By 16 months, Ashli-Meghan was diagnosed with autism. Luckily, Annie had always been able to stay at home with Ashi and work with her in special ways. "I am a scientist at heart, very analytical and observant. Combining this with a very experienced pediatrician, it's easy to see how we were able to get an answer so early on." But, this would only be the beginning of a journey down a difficult road.
"We were just steered in all the wrong directions. The 'help' we received in the beginning was abysmal. Initially we were led to programs through early childhood intervention programs. What we found where 'therapists' who told us that Ashi's IQ was low, that she'd never read, write, talk, or fit in. My gut feelings and instincts were against these people and I didn't like the 'scare' tactic they were using. I threw their reports in the garbage and followed my instincts."
"It was clear that I would be the one to provide Ashi's therapy and so my husband and I got busy doing armloads of research. It was shocking to find that I had already been doing therapy just by instinct and common sense. Some therapies I came up with on my own, but there was also alot we had to purchase. When I realized that we had actually been providing round the clock therapy all along, I was so relieved. Therapy became our lifestyle instead of just something performed once or twice a week at an office. Ashi and I worked through everything: tapping, flapping, echolalia, meltdowns, communication delays, speech, fine motor skills, behavioral issues, sensory issues, toileting, food issues, you name it, we worked day in and day out, tackling each and every issue, letting nothing slide."

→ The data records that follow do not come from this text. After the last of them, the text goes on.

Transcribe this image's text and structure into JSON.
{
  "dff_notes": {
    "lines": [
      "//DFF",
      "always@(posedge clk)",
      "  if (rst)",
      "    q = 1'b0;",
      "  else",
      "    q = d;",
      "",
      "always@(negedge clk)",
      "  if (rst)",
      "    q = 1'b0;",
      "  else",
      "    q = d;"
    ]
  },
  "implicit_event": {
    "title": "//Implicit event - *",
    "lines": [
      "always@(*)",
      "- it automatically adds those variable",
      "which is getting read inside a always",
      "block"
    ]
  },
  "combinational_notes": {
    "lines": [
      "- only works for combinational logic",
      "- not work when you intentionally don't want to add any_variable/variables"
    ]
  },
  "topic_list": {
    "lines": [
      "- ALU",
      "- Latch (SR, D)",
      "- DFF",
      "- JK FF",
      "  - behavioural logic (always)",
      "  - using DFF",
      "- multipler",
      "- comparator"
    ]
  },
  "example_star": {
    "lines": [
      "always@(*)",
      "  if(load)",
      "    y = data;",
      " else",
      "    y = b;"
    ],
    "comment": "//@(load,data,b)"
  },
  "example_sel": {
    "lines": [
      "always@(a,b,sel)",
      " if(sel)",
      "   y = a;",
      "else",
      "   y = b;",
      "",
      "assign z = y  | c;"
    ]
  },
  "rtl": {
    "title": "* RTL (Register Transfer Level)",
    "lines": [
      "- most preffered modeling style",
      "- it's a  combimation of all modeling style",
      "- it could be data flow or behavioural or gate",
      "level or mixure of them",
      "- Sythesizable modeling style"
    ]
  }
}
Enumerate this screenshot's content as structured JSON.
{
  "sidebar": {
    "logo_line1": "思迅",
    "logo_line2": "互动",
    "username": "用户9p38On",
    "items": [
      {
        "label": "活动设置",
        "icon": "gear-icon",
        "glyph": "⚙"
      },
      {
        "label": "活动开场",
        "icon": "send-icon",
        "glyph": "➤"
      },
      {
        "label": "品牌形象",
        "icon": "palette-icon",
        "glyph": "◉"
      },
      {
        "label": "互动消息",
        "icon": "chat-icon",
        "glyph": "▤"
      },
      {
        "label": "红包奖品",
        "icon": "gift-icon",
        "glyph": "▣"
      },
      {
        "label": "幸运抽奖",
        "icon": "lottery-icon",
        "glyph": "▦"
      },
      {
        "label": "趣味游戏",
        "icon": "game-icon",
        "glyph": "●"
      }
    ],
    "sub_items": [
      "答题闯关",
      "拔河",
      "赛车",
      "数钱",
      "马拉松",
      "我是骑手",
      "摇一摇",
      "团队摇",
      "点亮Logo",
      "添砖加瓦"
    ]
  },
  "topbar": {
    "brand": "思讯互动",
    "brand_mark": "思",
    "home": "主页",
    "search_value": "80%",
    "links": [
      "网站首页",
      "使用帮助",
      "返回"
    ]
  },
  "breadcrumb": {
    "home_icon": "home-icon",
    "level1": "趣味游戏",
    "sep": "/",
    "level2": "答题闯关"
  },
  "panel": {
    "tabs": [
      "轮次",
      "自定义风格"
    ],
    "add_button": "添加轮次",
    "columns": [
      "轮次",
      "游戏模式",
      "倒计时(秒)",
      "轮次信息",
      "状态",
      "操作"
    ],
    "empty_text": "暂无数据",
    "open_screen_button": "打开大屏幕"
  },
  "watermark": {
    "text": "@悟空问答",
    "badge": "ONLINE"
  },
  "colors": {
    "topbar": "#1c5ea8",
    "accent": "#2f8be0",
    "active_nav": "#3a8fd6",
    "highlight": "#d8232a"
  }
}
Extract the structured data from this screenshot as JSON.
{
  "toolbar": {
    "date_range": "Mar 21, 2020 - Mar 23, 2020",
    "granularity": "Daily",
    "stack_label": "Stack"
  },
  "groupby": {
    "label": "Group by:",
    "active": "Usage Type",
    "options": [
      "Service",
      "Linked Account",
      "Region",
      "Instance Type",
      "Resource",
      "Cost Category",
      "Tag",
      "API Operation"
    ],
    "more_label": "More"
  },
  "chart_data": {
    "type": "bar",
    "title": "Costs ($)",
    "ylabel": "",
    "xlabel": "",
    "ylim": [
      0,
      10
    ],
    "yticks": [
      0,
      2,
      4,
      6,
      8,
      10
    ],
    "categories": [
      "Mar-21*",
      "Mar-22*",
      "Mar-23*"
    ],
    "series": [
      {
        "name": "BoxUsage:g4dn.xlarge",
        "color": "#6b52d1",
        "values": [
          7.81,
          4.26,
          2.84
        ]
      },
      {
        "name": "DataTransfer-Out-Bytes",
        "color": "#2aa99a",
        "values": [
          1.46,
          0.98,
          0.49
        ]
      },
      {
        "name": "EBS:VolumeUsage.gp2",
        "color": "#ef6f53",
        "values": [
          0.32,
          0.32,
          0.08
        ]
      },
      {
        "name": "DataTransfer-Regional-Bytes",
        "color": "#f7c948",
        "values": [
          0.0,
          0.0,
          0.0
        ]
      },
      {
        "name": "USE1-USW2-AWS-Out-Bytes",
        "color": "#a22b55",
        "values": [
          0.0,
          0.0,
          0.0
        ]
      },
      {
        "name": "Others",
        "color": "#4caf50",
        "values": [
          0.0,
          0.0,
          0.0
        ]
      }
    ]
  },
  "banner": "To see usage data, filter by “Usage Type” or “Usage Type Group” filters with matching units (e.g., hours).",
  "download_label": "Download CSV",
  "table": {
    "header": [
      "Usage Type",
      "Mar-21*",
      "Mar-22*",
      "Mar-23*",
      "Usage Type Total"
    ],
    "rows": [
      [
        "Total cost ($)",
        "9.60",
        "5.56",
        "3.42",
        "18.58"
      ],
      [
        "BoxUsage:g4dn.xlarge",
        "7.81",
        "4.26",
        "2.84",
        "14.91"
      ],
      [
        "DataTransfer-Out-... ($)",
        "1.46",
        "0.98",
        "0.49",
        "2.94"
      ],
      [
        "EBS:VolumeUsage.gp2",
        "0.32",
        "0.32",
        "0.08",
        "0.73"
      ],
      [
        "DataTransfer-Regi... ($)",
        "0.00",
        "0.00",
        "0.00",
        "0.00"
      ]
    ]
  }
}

Fast forward more than 7 years and you will see an autist who is thriving. Much of Ashi's autism has been reversed and today she is very high functioning. She is highly intelligent, a very advanced reader and speller, very imaginative, enjoys art and percussion. She is social, fun, silly and an 'A' student. "Therapy is still so much incorporated into our lives. We really don't 'perform' it, we just 'live' it. We have really been homeschooling since Ashi was about 2. She could read by then, but was non-verbal until the age of 4. Of course, today, you can't get her to be quiet!" She can do all the things Annie and her husband were told she'd never do.
"I never doubted that we would make these strides. I got deep into Ashi's world to discover what was going on, and, I stayed there. I learned that wearing clothes hurt her; lights and sounds were painful. I learned that she's so picky about her eating because of oral sensory issues and her need for security. I learned how much she relates to animals, that she loves water, and that self-stimming brings her so much comfort. I learned what makes her happy, what scares her. I attached therapy to her strengths, to things she obsessed over and activities she enjoyed, and later, applied these to her weaknesses. Ultimately my little girl and I began to walk out of autism and leave much of it behind."
Ashi inspired me to write children's books for families coping with autism. My books are unique with an autistic character children can relate to and they nurture the parent who is reading the book aloud. I also include self-discovery type tips. Both books, Ashi's Gift and sequel, Ashi: In a Class all by Myself, are true, heartwarming stories. My third book is currently being illustrated by Susan Sader and is titled, Ashi's Birthday and Other Dreaded Days. This book is helpful in teaching others
what holidays are like for autists. Look for this book around Christmas time.